NASA tests 'flying saucer' device for future Mars landings
NASA launched a giant balloon Monday carrying a kind of "flying saucer" that will test technologies for landing on Mars.
The aircraft is fitted with the largest parachute ever constructed.
Update: NASA 'flying saucer' deploys partially on test
After several days of weather-related delays, the helium balloon was launched from a military base in Hawaii and was to rise for about two hours.
It was the second test of the saucer-like device called the Low-Density Supersonic Decelerator.
During the first test in June 2014, the parachute shredded to pieces on the way down. NASA modified the design.
Since the atmosphere on Mars is so thin, any parachute that helps a heavy, fast-moving spacecraft touch down needs to be especially strong.

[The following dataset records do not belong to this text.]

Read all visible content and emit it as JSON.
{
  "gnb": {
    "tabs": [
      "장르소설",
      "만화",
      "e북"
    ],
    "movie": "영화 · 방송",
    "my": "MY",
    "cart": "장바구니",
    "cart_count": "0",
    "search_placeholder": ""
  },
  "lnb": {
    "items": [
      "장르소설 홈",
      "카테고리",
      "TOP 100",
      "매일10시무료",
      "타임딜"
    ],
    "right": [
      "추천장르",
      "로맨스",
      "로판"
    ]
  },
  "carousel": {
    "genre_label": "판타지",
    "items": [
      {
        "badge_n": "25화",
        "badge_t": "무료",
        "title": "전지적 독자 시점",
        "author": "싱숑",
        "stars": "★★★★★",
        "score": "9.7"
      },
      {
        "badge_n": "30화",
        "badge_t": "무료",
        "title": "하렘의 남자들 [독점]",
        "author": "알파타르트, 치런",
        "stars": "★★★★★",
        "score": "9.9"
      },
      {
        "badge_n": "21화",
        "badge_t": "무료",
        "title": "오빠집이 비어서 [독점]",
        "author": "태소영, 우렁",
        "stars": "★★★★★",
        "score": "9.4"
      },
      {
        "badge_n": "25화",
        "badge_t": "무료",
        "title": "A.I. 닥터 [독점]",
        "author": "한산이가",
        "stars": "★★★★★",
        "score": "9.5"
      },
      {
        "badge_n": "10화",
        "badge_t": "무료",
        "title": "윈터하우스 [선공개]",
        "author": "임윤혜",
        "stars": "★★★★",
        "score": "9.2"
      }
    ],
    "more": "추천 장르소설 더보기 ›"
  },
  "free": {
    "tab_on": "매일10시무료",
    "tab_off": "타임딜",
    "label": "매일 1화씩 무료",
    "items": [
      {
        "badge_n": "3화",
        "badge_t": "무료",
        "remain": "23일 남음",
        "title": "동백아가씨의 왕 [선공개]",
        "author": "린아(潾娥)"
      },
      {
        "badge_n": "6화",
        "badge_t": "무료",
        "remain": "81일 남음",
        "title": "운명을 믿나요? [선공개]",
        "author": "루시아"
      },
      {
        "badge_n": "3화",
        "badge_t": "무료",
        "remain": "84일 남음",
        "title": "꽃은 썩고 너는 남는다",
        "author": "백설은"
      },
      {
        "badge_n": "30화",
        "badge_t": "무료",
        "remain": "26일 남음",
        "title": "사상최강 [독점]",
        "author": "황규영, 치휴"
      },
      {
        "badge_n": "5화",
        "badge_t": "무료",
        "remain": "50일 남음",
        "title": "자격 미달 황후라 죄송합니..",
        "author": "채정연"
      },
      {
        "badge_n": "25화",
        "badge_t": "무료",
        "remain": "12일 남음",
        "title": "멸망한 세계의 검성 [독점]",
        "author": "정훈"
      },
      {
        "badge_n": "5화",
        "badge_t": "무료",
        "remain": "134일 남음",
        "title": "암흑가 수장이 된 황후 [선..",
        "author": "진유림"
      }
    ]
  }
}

The US space agency figured out how to do this decades ago, beginning with the Viking mission that put two landers on Mars in 1976.
But with the goal of sending humans to Mars in the 2030s, the agency is now testing a more advanced, new generation of parachute technology, known as the Supersonic Ringsail Parachute.
It could allow even heavier spacecraft—the kind that may have humans and months of food and supplies on board—to land softly.
The test vehicle—the "flying saucer"—weighs 6,808 pounds (3,088 kilograms), or about twice the weight of the kind of robotic rover spacecraft NASA is currently capable of landing safely on Mars.
The parachute, described by NASA's Jet Propulsion Laboratory as "the largest parachute ever deployed," is 100 feet (30 meters) in diameter.
The goal is for the chute to "slow the entry vehicle from Mach 2 to subsonic speeds," NASA said.
The test involves sending the saucer, an inner-tube shaped decelerator and parachute to an altitude of 120,000 feet over the Pacific Ocean with the help of the giant balloon.
The balloon will release the spacecraft and rockets will lift the vehicle even higher, to 180,000 feet, reaching supersonic speeds.
"Traveling at three times the speed of sound, the saucer's decelerator will inflate, slowing the vehicle, and then a parachute will deploy at 2.35 times the speed of sound to carry it to the ocean's surface," NASA said.
The trip down is scheduled to take about 40 minutes.
The new technology is tested at a high altitude because conditions there are similar to the upper atmosphere of Mars.
© 2015 AFP